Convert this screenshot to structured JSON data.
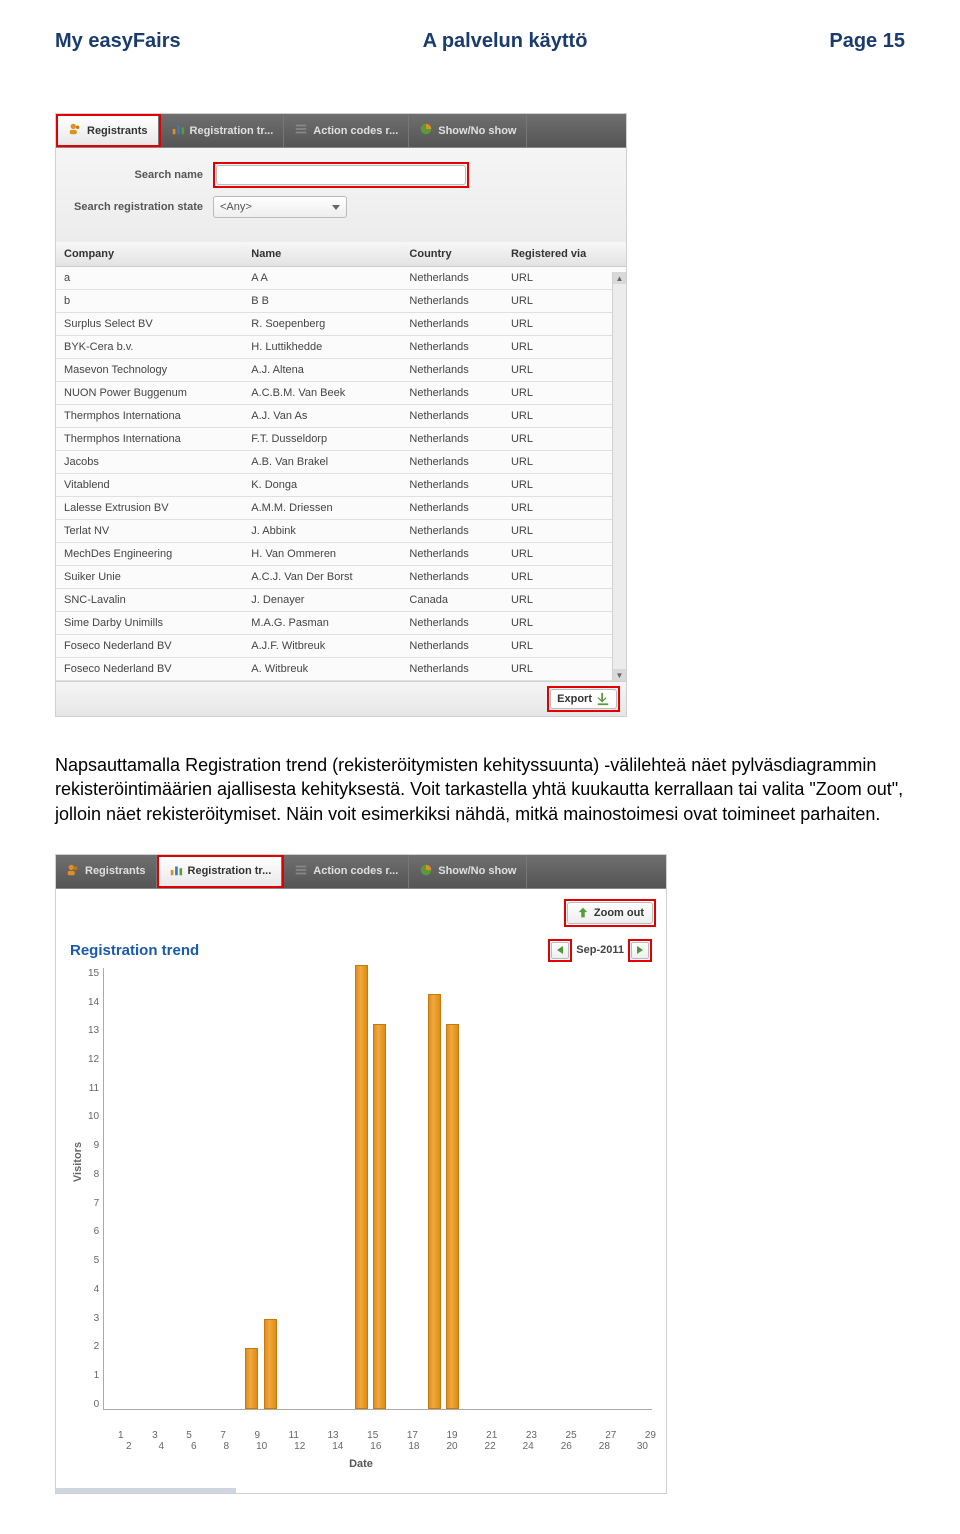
{
  "header": {
    "left": "My easyFairs",
    "center": "A palvelun käyttö",
    "right": "Page 15"
  },
  "screenshot1": {
    "tabs": [
      {
        "label": "Registrants",
        "icon": "users-icon",
        "active": true,
        "highlighted": true
      },
      {
        "label": "Registration tr...",
        "icon": "bars-icon",
        "active": false,
        "highlighted": false
      },
      {
        "label": "Action codes r...",
        "icon": "list-icon",
        "active": false,
        "highlighted": false
      },
      {
        "label": "Show/No show",
        "icon": "pie-icon",
        "active": false,
        "highlighted": false
      }
    ],
    "search": {
      "name_label": "Search name",
      "state_label": "Search registration state",
      "state_value": "<Any>"
    },
    "columns": [
      "Company",
      "Name",
      "Country",
      "Registered via"
    ],
    "rows": [
      {
        "company": "a",
        "name": "A A",
        "country": "Netherlands",
        "via": "URL"
      },
      {
        "company": "b",
        "name": "B B",
        "country": "Netherlands",
        "via": "URL"
      },
      {
        "company": "Surplus Select BV",
        "name": "R. Soepenberg",
        "country": "Netherlands",
        "via": "URL"
      },
      {
        "company": "BYK-Cera b.v.",
        "name": "H. Luttikhedde",
        "country": "Netherlands",
        "via": "URL"
      },
      {
        "company": "Masevon Technology",
        "name": "A.J. Altena",
        "country": "Netherlands",
        "via": "URL"
      },
      {
        "company": "NUON Power Buggenum",
        "name": "A.C.B.M. Van Beek",
        "country": "Netherlands",
        "via": "URL"
      },
      {
        "company": "Thermphos Internationa",
        "name": "A.J. Van As",
        "country": "Netherlands",
        "via": "URL"
      },
      {
        "company": "Thermphos Internationa",
        "name": "F.T. Dusseldorp",
        "country": "Netherlands",
        "via": "URL"
      },
      {
        "company": "Jacobs",
        "name": "A.B. Van Brakel",
        "country": "Netherlands",
        "via": "URL"
      },
      {
        "company": "Vitablend",
        "name": "K. Donga",
        "country": "Netherlands",
        "via": "URL"
      },
      {
        "company": "Lalesse Extrusion BV",
        "name": "A.M.M. Driessen",
        "country": "Netherlands",
        "via": "URL"
      },
      {
        "company": "Terlat NV",
        "name": "J. Abbink",
        "country": "Netherlands",
        "via": "URL"
      },
      {
        "company": "MechDes Engineering",
        "name": "H. Van Ommeren",
        "country": "Netherlands",
        "via": "URL"
      },
      {
        "company": "Suiker Unie",
        "name": "A.C.J. Van Der Borst",
        "country": "Netherlands",
        "via": "URL"
      },
      {
        "company": "SNC-Lavalin",
        "name": "J. Denayer",
        "country": "Canada",
        "via": "URL"
      },
      {
        "company": "Sime Darby Unimills",
        "name": "M.A.G. Pasman",
        "country": "Netherlands",
        "via": "URL"
      },
      {
        "company": "Foseco Nederland BV",
        "name": "A.J.F. Witbreuk",
        "country": "Netherlands",
        "via": "URL"
      },
      {
        "company": "Foseco Nederland BV",
        "name": "A. Witbreuk",
        "country": "Netherlands",
        "via": "URL"
      }
    ],
    "export_label": "Export"
  },
  "body_text": "Napsauttamalla Registration trend (rekisteröitymisten kehityssuunta) -välilehteä näet pylväsdiagrammin rekisteröintimäärien ajallisesta kehityksestä. Voit tarkastella yhtä kuukautta kerrallaan tai valita \"Zoom out\", jolloin näet rekisteröitymiset. Näin voit esimerkiksi nähdä, mitkä mainostoimesi ovat toimineet parhaiten.",
  "screenshot2": {
    "tabs": [
      {
        "label": "Registrants",
        "icon": "users-icon",
        "active": false,
        "highlighted": false
      },
      {
        "label": "Registration tr...",
        "icon": "bars-icon",
        "active": true,
        "highlighted": true
      },
      {
        "label": "Action codes r...",
        "icon": "list-icon",
        "active": false,
        "highlighted": false
      },
      {
        "label": "Show/No show",
        "icon": "pie-icon",
        "active": false,
        "highlighted": false
      }
    ],
    "zoom_label": "Zoom out",
    "chart_title": "Registration trend",
    "month_label": "Sep-2011",
    "xlabel": "Date",
    "ylabel": "Visitors"
  },
  "chart_data": {
    "type": "bar",
    "title": "Registration trend",
    "xlabel": "Date",
    "ylabel": "Visitors",
    "ylim": [
      0,
      15
    ],
    "x_start": 1,
    "x_end": 30,
    "month": "Sep-2011",
    "series": [
      {
        "name": "Visitors",
        "points": [
          {
            "x": 9,
            "y": 2
          },
          {
            "x": 10,
            "y": 3
          },
          {
            "x": 15,
            "y": 15
          },
          {
            "x": 16,
            "y": 13
          },
          {
            "x": 19,
            "y": 14
          },
          {
            "x": 20,
            "y": 13
          }
        ]
      }
    ]
  }
}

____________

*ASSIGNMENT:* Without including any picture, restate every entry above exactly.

*SOLUTION FOR THIS PROBLEM:*
Convert this screenshot to structured JSON data.
{
  "header": {
    "left": "My easyFairs",
    "center": "A palvelun käyttö",
    "right": "Page 15"
  },
  "screenshot1": {
    "tabs": [
      {
        "label": "Registrants",
        "icon": "users-icon",
        "active": true,
        "highlighted": true
      },
      {
        "label": "Registration tr...",
        "icon": "bars-icon",
        "active": false,
        "highlighted": false
      },
      {
        "label": "Action codes r...",
        "icon": "list-icon",
        "active": false,
        "highlighted": false
      },
      {
        "label": "Show/No show",
        "icon": "pie-icon",
        "active": false,
        "highlighted": false
      }
    ],
    "search": {
      "name_label": "Search name",
      "state_label": "Search registration state",
      "state_value": "<Any>"
    },
    "columns": [
      "Company",
      "Name",
      "Country",
      "Registered via"
    ],
    "rows": [
      {
        "company": "a",
        "name": "A A",
        "country": "Netherlands",
        "via": "URL"
      },
      {
        "company": "b",
        "name": "B B",
        "country": "Netherlands",
        "via": "URL"
      },
      {
        "company": "Surplus Select BV",
        "name": "R. Soepenberg",
        "country": "Netherlands",
        "via": "URL"
      },
      {
        "company": "BYK-Cera b.v.",
        "name": "H. Luttikhedde",
        "country": "Netherlands",
        "via": "URL"
      },
      {
        "company": "Masevon Technology",
        "name": "A.J. Altena",
        "country": "Netherlands",
        "via": "URL"
      },
      {
        "company": "NUON Power Buggenum",
        "name": "A.C.B.M. Van Beek",
        "country": "Netherlands",
        "via": "URL"
      },
      {
        "company": "Thermphos Internationa",
        "name": "A.J. Van As",
        "country": "Netherlands",
        "via": "URL"
      },
      {
        "company": "Thermphos Internationa",
        "name": "F.T. Dusseldorp",
        "country": "Netherlands",
        "via": "URL"
      },
      {
        "company": "Jacobs",
        "name": "A.B. Van Brakel",
        "country": "Netherlands",
        "via": "URL"
      },
      {
        "company": "Vitablend",
        "name": "K. Donga",
        "country": "Netherlands",
        "via": "URL"
      },
      {
        "company": "Lalesse Extrusion BV",
        "name": "A.M.M. Driessen",
        "country": "Netherlands",
        "via": "URL"
      },
      {
        "company": "Terlat NV",
        "name": "J. Abbink",
        "country": "Netherlands",
        "via": "URL"
      },
      {
        "company": "MechDes Engineering",
        "name": "H. Van Ommeren",
        "country": "Netherlands",
        "via": "URL"
      },
      {
        "company": "Suiker Unie",
        "name": "A.C.J. Van Der Borst",
        "country": "Netherlands",
        "via": "URL"
      },
      {
        "company": "SNC-Lavalin",
        "name": "J. Denayer",
        "country": "Canada",
        "via": "URL"
      },
      {
        "company": "Sime Darby Unimills",
        "name": "M.A.G. Pasman",
        "country": "Netherlands",
        "via": "URL"
      },
      {
        "company": "Foseco Nederland BV",
        "name": "A.J.F. Witbreuk",
        "country": "Netherlands",
        "via": "URL"
      },
      {
        "company": "Foseco Nederland BV",
        "name": "A. Witbreuk",
        "country": "Netherlands",
        "via": "URL"
      }
    ],
    "export_label": "Export"
  },
  "body_text": "Napsauttamalla Registration trend (rekisteröitymisten kehityssuunta) -välilehteä näet pylväsdiagrammin rekisteröintimäärien ajallisesta kehityksestä. Voit tarkastella yhtä kuukautta kerrallaan tai valita \"Zoom out\", jolloin näet rekisteröitymiset. Näin voit esimerkiksi nähdä, mitkä mainostoimesi ovat toimineet parhaiten.",
  "screenshot2": {
    "tabs": [
      {
        "label": "Registrants",
        "icon": "users-icon",
        "active": false,
        "highlighted": false
      },
      {
        "label": "Registration tr...",
        "icon": "bars-icon",
        "active": true,
        "highlighted": true
      },
      {
        "label": "Action codes r...",
        "icon": "list-icon",
        "active": false,
        "highlighted": false
      },
      {
        "label": "Show/No show",
        "icon": "pie-icon",
        "active": false,
        "highlighted": false
      }
    ],
    "zoom_label": "Zoom out",
    "chart_title": "Registration trend",
    "month_label": "Sep-2011",
    "xlabel": "Date",
    "ylabel": "Visitors"
  },
  "chart_data": {
    "type": "bar",
    "title": "Registration trend",
    "xlabel": "Date",
    "ylabel": "Visitors",
    "ylim": [
      0,
      15
    ],
    "x_start": 1,
    "x_end": 30,
    "month": "Sep-2011",
    "series": [
      {
        "name": "Visitors",
        "points": [
          {
            "x": 9,
            "y": 2
          },
          {
            "x": 10,
            "y": 3
          },
          {
            "x": 15,
            "y": 15
          },
          {
            "x": 16,
            "y": 13
          },
          {
            "x": 19,
            "y": 14
          },
          {
            "x": 20,
            "y": 13
          }
        ]
      }
    ]
  }
}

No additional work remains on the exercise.